A tragic death opens a door to the spirit world, offering a new chance for two broken hearts.

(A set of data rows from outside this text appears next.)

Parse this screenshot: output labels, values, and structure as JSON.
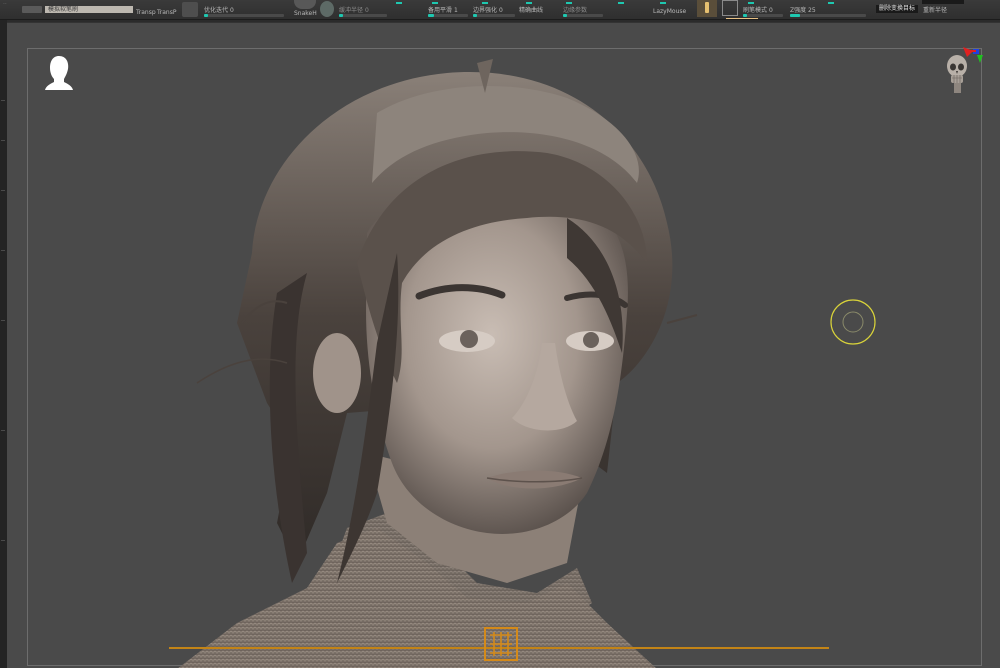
{
  "toolbar": {
    "layer_field": "模拟软笔刷",
    "transp_label": "Transp",
    "trans_pl_label": "TransP",
    "smooth_label": "优化迭代",
    "smooth_value": "0",
    "snakehook_label": "SnakeH",
    "reach_label": "缓冲半径",
    "reach_value": "0",
    "slider_a_label": "备用平滑",
    "slider_a_value": "1",
    "smooth_strength_label": "边界强化",
    "smooth_strength_value": "0",
    "precise_curve_label": "精确曲线",
    "fine_label": "边缘参数",
    "lazymouse_label": "LazyMouse",
    "brush_mode_label": "刷笔模式",
    "brush_mode_value": "0",
    "z_intensity_label": "Z强度",
    "z_intensity_value": "25",
    "remove_target_button": "删除变换目标",
    "redo_radius_label": "重新半径"
  },
  "viewport": {
    "head_icon": "head-silhouette-icon",
    "skull_icon": "skull-icon",
    "axis_gizmo": "axis-gizmo-icon",
    "brush_cursor": "brush-cursor-icon",
    "logo_stamp": "logo-stamp-icon"
  },
  "colors": {
    "accent_teal": "#1ec8b0",
    "timeline_orange": "#c38416",
    "brush_cursor_yellow": "#d9d33a",
    "viewport_bg": "#4a4a4a",
    "frame_border": "#6d6d6d"
  }
}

Nolan O’Neill, wealthy CEO of a multinational company based in Ireland, feels shock and guilt when his American colleague Thomas Stone dies in a car accident in Dublin. As he sits by Thomas’ deathbed, Nolan witnesses the visit of a celestial being, Calista, who escorts Thomas into the “Land of Eternal Youth”; Thomas also charges Nolan with taking care of his wife, Emmalyn. Nolan begins, tentatively, to fulfill that responsibility by writing to Emmalyn, and the two commence an epistolary courtship that evolves into real-life romance when Nolan visits Emmalyn in Hilton Head, South Carolina, where she lives, then whisks her away to Ireland in his private jet. It’s at about this point where the novel—which up until then has benignly dabbled in fantasy, romance, and travelogue—abruptly veers into straight-up erotica, with an initial sexual encounter between Nolan and Emmalyn that goes into graphic detail and lasts for three full chapters. The graphic sex is complemented by Nolan’s excessive courtship, which includes $40,000 champagne as well as scouts and hidden treetop guards to “protect” Emmalyn. Readers might expect that, à la Fifty Shades, the calculated seduction and submissiveness evolves into a darker, more complicated relationship; somewhat disappointingly, it does not. Instead, the narrative focuses on the grotesquely caricatured displays of wealth, power, and relatively unproblematic sexual dominance. A thriller aspect enters the fray via Nolan’s troubled past, which comes back to haunt him in the form of a few secondary characters determined to destroy his love with Emmalyn. The few action scenes aren’t well-integrated into the larger narrative, but they do provide Nolan with several more opportunities to be the heroic savior to Emmalyn’s damsel in distress. Book’s end includes an excerpt from a planned sequel in which angels will apparently also indulge in kinky sex, and Nolan and Emmalyn’s best friends will have their own chance at romance.
Over the top and frequently under it; might please fans looking for another shade of gray.